*** RECORDS PROVIDED Section Begins ***

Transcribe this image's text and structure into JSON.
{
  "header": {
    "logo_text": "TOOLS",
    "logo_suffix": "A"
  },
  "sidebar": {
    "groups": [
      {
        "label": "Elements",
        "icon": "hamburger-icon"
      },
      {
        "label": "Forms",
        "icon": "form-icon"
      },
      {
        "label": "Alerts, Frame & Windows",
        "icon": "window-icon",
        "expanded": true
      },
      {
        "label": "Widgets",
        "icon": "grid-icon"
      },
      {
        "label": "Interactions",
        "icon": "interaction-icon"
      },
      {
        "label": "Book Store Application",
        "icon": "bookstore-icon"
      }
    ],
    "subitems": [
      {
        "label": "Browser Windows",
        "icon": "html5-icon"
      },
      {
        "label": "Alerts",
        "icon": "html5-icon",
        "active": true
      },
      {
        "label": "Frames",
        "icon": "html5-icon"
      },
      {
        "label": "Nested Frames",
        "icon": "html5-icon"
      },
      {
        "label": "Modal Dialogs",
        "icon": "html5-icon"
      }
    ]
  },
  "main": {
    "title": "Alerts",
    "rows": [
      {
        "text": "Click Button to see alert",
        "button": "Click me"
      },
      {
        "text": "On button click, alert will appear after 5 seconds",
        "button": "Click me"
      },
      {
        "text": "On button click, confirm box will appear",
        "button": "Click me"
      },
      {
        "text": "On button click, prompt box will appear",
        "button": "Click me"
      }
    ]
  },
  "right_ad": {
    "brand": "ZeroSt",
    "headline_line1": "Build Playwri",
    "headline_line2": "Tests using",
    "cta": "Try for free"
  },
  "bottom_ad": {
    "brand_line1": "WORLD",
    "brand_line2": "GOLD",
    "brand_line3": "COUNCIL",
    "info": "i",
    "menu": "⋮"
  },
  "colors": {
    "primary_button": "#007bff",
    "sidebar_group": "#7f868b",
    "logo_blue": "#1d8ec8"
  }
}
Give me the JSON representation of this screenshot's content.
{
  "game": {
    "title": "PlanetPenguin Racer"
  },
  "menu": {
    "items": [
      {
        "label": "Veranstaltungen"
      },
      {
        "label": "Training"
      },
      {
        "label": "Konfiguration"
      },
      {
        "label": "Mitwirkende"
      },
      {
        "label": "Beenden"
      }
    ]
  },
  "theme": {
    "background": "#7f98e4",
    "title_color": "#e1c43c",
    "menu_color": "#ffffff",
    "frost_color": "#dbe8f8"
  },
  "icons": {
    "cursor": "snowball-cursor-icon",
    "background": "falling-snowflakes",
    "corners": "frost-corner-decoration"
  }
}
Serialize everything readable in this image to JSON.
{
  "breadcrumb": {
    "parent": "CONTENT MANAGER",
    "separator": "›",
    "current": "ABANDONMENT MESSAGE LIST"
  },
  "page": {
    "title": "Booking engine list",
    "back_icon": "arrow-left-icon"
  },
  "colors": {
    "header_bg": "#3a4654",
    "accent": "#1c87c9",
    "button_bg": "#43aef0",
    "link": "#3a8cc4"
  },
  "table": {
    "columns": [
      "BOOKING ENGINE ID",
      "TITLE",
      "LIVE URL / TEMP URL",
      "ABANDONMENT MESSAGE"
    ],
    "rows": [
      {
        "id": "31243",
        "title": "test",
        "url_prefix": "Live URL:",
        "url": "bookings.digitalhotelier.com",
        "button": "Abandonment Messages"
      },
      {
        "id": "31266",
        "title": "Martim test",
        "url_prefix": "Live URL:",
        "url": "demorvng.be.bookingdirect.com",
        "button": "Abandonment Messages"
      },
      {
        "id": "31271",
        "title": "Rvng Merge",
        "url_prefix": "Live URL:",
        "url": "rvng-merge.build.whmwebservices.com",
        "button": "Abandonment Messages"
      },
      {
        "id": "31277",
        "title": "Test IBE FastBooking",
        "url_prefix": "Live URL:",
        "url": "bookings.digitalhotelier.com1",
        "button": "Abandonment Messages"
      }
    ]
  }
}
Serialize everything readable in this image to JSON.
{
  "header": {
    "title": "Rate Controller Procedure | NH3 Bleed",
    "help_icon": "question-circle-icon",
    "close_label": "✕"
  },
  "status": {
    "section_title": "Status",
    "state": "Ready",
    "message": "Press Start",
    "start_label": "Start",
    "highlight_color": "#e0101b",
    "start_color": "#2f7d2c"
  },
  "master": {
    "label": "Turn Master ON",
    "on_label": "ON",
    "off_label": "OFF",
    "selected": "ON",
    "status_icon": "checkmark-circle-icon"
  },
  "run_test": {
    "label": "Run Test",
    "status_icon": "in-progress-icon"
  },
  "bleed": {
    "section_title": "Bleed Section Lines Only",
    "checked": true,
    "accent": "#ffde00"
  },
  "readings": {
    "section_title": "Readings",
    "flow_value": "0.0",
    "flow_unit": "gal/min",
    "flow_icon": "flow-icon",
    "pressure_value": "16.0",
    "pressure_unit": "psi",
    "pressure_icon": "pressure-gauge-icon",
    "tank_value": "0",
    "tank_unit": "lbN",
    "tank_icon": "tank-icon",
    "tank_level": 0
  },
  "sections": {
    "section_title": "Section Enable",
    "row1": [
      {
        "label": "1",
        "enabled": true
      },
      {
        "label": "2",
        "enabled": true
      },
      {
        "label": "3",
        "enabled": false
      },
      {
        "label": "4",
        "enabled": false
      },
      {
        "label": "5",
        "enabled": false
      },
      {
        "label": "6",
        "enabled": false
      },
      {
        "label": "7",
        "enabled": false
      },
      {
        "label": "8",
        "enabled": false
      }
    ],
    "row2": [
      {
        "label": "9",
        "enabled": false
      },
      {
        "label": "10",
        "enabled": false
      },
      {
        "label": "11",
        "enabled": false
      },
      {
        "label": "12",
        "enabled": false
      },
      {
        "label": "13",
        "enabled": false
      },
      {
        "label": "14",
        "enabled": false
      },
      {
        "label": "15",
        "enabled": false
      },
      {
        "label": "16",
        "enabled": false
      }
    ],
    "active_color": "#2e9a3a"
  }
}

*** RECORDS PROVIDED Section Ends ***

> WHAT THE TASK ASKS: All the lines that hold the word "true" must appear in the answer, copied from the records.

> TASK OUTPUT:
        "expanded": true
        "active": true
    "checked": true,
        "enabled": true
        "enabled": true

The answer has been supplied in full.